What the exercise asks
Every line of the data below should be repeated exactly, and no picture should be copied.
═════ Data shown
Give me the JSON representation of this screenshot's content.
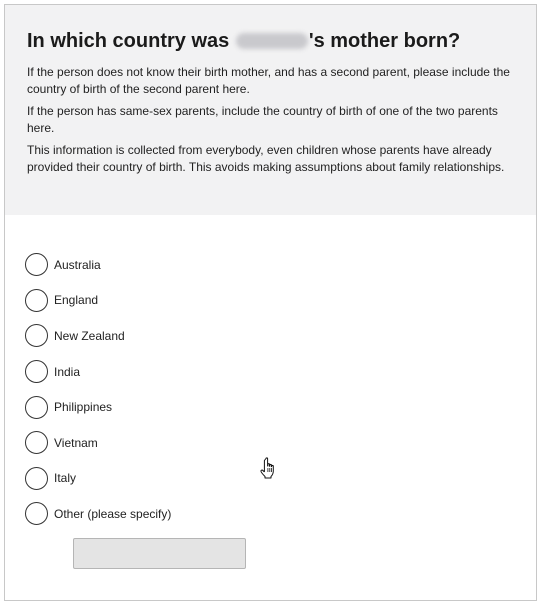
{
  "question": {
    "title_before": "In which country was",
    "title_after": "'s mother born?",
    "help": [
      "If the person does not know their birth mother, and has a second parent, please include the country of birth of the second parent here.",
      "If the person has same-sex parents, include the country of birth of one of the two parents here.",
      "This information is collected from everybody, even children whose parents have already provided their country of birth. This avoids making assumptions about family relationships."
    ]
  },
  "options": [
    "Australia",
    "England",
    "New Zealand",
    "India",
    "Philippines",
    "Vietnam",
    "Italy",
    "Other (please specify)"
  ],
  "other_input": {
    "value": "",
    "placeholder": ""
  },
  "cursor_icon": "hand-pointer-icon"
}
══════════
Written reply
Give me the JSON representation of this screenshot's content.
{
  "question": {
    "title_before": "In which country was",
    "title_after": "'s mother born?",
    "help": [
      "If the person does not know their birth mother, and has a second parent, please include the country of birth of the second parent here.",
      "If the person has same-sex parents, include the country of birth of one of the two parents here.",
      "This information is collected from everybody, even children whose parents have already provided their country of birth. This avoids making assumptions about family relationships."
    ]
  },
  "options": [
    "Australia",
    "England",
    "New Zealand",
    "India",
    "Philippines",
    "Vietnam",
    "Italy",
    "Other (please specify)"
  ],
  "other_input": {
    "value": "",
    "placeholder": ""
  },
  "cursor_icon": "hand-pointer-icon"
}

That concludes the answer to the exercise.